Retired Col. Ben Skardon, a former English professor at Clemson and survivor of the World War II Bataan Death March passed away this week at the age of 104.
According to the American Military Times Skardon died at his home in Clemson after being proceeded in death by his wife, Sara “Betsy” Golden. The two were married for 71 years before her death in 2019.
Skardon was commissioned as a second lieutenant in the Army after his graduation in 1938 from the then-all-male military Clemson College.
“In 1942, Skardon and some 75,000 other American and Filipino troops were forced to march 65 miles to prison camps in what has become known as the Bataan Death March,” AMT reported. “It was hot, and the Japanese tortured their captives. Thousands died.”
Skardon and 8,000 others were held at Cabanatuan where he and his fellow prisoners suffered from disease, hunger, and beatings that caused the deaths of around 2,600 prisoners.
“The Japanese told us we were captives, not prisoners of war, and they’d treat us any way they wanted to,” Skardon told Clemson World magazine. “So, we were treated like animals — worse than animals. Skardon fell deathly ill with malaria, beriberi and diarrhea,” the magazine said.
“Two fellow Clemson alumni, Henry Leitner ’37 and Otis Morgan ’38, kept him alive by spoon-feeding him, massaging his feet, and carrying him in their arms to and from the latrine. But it was Skardon’s gold Clemson Ring — which he had managed to keep hidden — that saved his life.”
In his account, Skardon said that Morgan traded the ring for food which saved Skardon’s life, and it’s a story that was told at every Clemson Ring Ceremony.

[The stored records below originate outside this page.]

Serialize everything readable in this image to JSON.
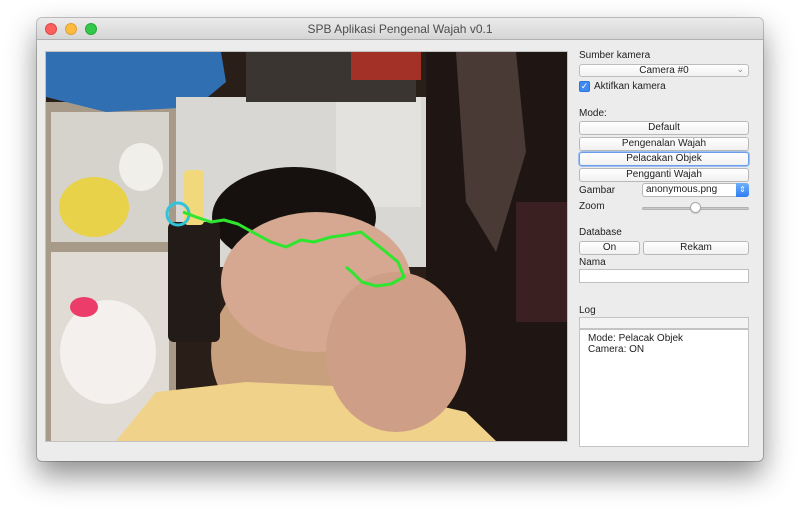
{
  "window": {
    "title": "SPB Aplikasi Pengenal Wajah v0.1"
  },
  "panel": {
    "camera_source_label": "Sumber kamera",
    "camera_select_value": "Camera #0",
    "enable_camera_label": "Aktifkan kamera",
    "enable_camera_checked": true,
    "mode_label": "Mode:",
    "mode_buttons": [
      "Default",
      "Pengenalan Wajah",
      "Pelacakan Objek",
      "Pengganti Wajah"
    ],
    "active_mode": "Pelacakan Objek",
    "image_label": "Gambar",
    "image_value": "anonymous.png",
    "zoom_label": "Zoom",
    "zoom_level": 0.5,
    "database_label": "Database",
    "db_on_label": "On",
    "db_record_label": "Rekam",
    "name_label": "Nama",
    "name_value": "",
    "log_label": "Log",
    "log_lines": [
      "Mode: Pelacak Objek",
      "Camera: ON"
    ]
  },
  "colors": {
    "accent": "#3f8bf3",
    "tracking_path": "#2ee62e",
    "tracking_circle": "#31c4d8"
  },
  "icons": {
    "checkbox": "checkmark-icon",
    "camera_select": "chevron-down-icon",
    "image_combo": "up-down-arrows-icon"
  }
}
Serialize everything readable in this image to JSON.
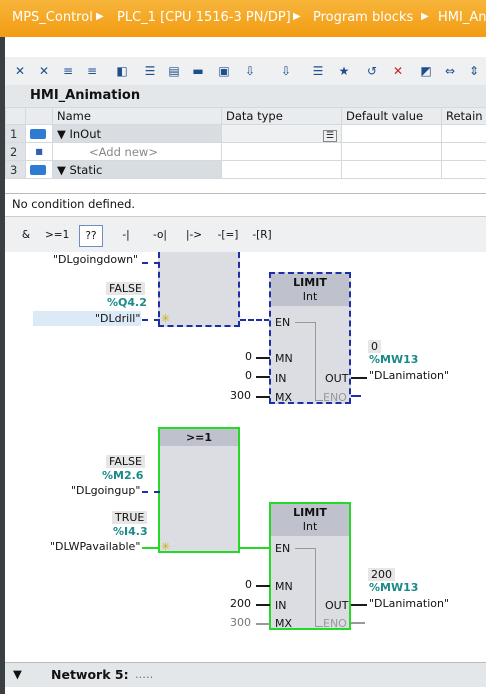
{
  "breadcrumb": [
    "MPS_Control",
    "PLC_1 [CPU 1516-3 PN/DP]",
    "Program blocks",
    "HMI_An"
  ],
  "block": {
    "title": "HMI_Animation"
  },
  "interface": {
    "headers": [
      "Name",
      "Data type",
      "Default value",
      "Retain"
    ],
    "rows": [
      {
        "num": "1",
        "name": "InOut",
        "type": "",
        "default": "",
        "retain": ""
      },
      {
        "num": "2",
        "name": "<Add new>",
        "type": "",
        "default": "",
        "retain": ""
      },
      {
        "num": "3",
        "name": "Static",
        "type": "",
        "default": "",
        "retain": ""
      }
    ]
  },
  "condition_text": "No condition defined.",
  "ladder_toolbar": [
    "&",
    ">=1",
    "??",
    "-|",
    "-o|",
    "|->",
    "-[=]",
    "-[R]"
  ],
  "network1": {
    "in_tag_top": "\"DLgoingdown\"",
    "false_val": "FALSE",
    "q_addr": "%Q4.2",
    "drill_tag": "\"DLdrill\"",
    "limit": {
      "title": "LIMIT",
      "type": "Int",
      "pins": {
        "en": "EN",
        "mn": "MN",
        "in": "IN",
        "mx": "MX",
        "out": "OUT",
        "eno": "ENO"
      },
      "mn_val": "0",
      "in_val": "0",
      "mx_val": "300"
    },
    "out_val": "0",
    "out_addr": "%MW13",
    "out_tag": "\"DLanimation\""
  },
  "network2": {
    "or_title": ">=1",
    "false_val": "FALSE",
    "m_addr": "%M2.6",
    "up_tag": "\"DLgoingup\"",
    "true_val": "TRUE",
    "i_addr": "%I4.3",
    "avail_tag": "\"DLWPavailable\"",
    "limit": {
      "title": "LIMIT",
      "type": "Int",
      "pins": {
        "en": "EN",
        "mn": "MN",
        "in": "IN",
        "mx": "MX",
        "out": "OUT",
        "eno": "ENO"
      },
      "mn_val": "0",
      "in_val": "200",
      "mx_val": "300"
    },
    "out_val": "200",
    "out_addr": "%MW13",
    "out_tag": "\"DLanimation\""
  },
  "footer": {
    "title": "Network 5:",
    "comment": "....."
  }
}
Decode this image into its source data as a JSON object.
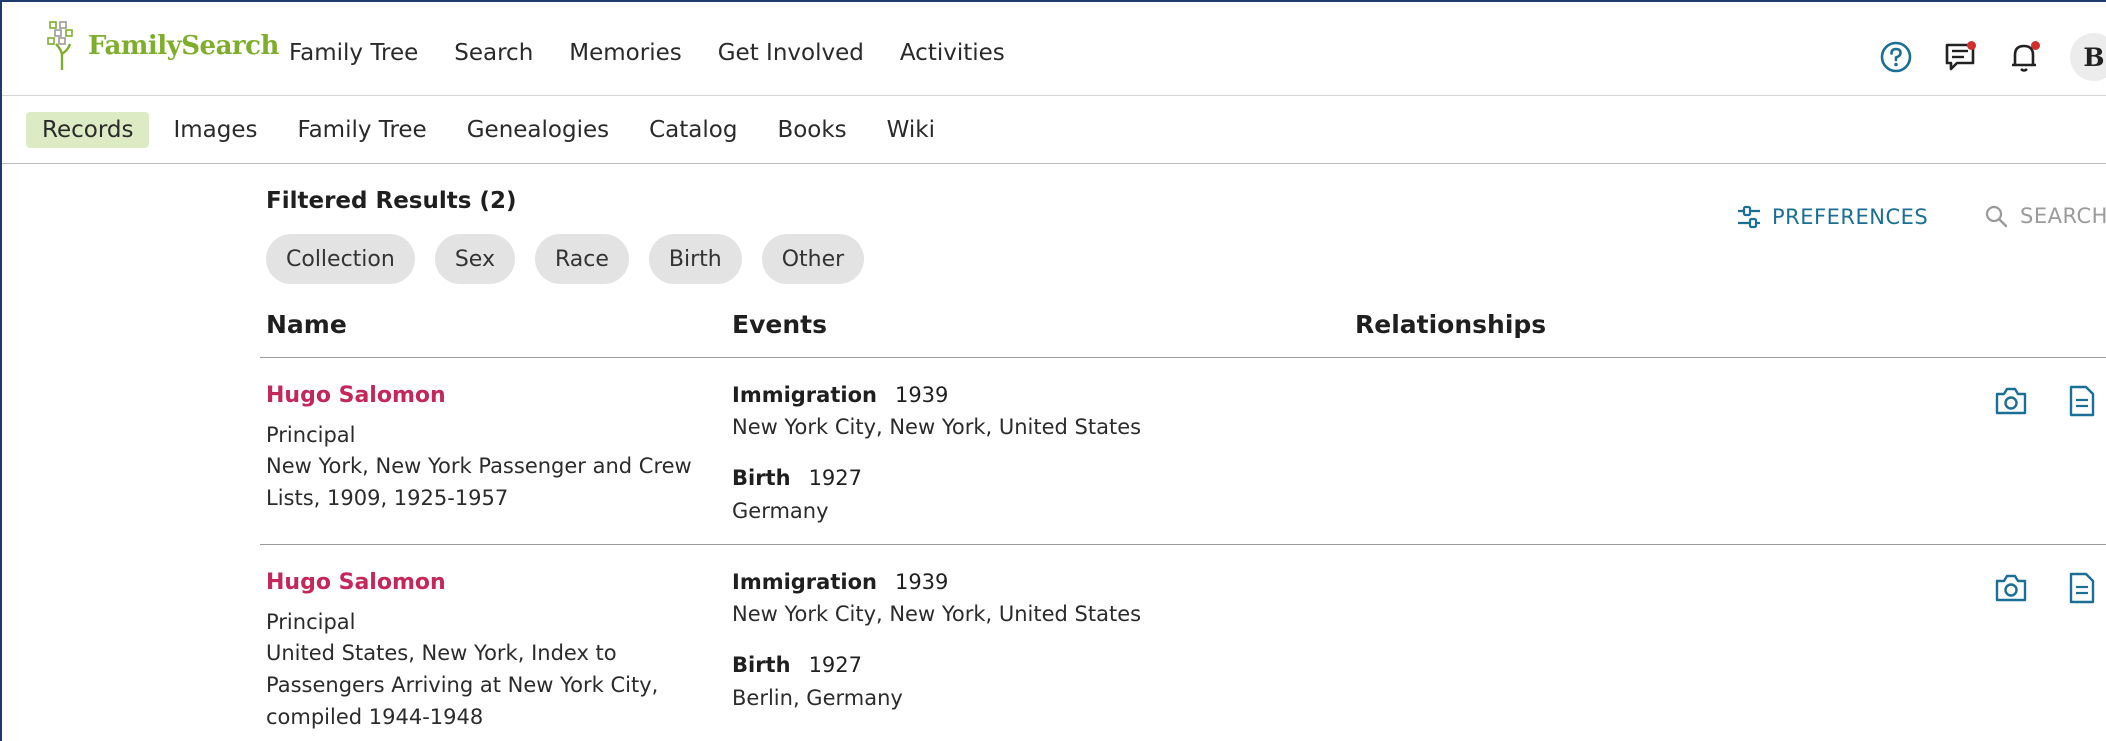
{
  "header": {
    "logo_text": "FamilySearch",
    "nav": [
      "Family Tree",
      "Search",
      "Memories",
      "Get Involved",
      "Activities"
    ],
    "avatar_initial": "B"
  },
  "subnav": {
    "items": [
      "Records",
      "Images",
      "Family Tree",
      "Genealogies",
      "Catalog",
      "Books",
      "Wiki"
    ],
    "active": "Records"
  },
  "results": {
    "title": "Filtered Results (2)",
    "chips": [
      "Collection",
      "Sex",
      "Race",
      "Birth",
      "Other"
    ],
    "preferences_label": "PREFERENCES",
    "search_label": "SEARCH",
    "columns": {
      "name": "Name",
      "events": "Events",
      "relationships": "Relationships"
    },
    "rows": [
      {
        "name": "Hugo Salomon",
        "role": "Principal",
        "collection": "New York, New York Passenger and Crew Lists, 1909, 1925-1957",
        "events": [
          {
            "type": "Immigration",
            "year": "1939",
            "place": "New York City, New York, United States"
          },
          {
            "type": "Birth",
            "year": "1927",
            "place": "Germany"
          }
        ]
      },
      {
        "name": "Hugo Salomon",
        "role": "Principal",
        "collection": "United States, New York, Index to Passengers Arriving at New York City, compiled 1944-1948",
        "events": [
          {
            "type": "Immigration",
            "year": "1939",
            "place": "New York City, New York, United States"
          },
          {
            "type": "Birth",
            "year": "1927",
            "place": "Berlin, Germany"
          }
        ]
      }
    ]
  },
  "colors": {
    "brand_green": "#7fae2c",
    "name_link": "#c4285a",
    "accent_blue": "#1b6e95",
    "active_tab_bg": "#dcebc4",
    "notification_dot": "#d0312d"
  },
  "icons": [
    "help-icon",
    "messages-icon",
    "notifications-icon",
    "preferences-icon",
    "search-icon",
    "camera-icon",
    "document-icon"
  ]
}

Before his time in the military ended he was awarded two Silver Stars, three Bronze Stars, and the Purple Heart and served in Korea before his retirement in 1962 and more recently received an honorary promotion to the rank of brigadier general, according to U.S. Rep. Jeff Duncan.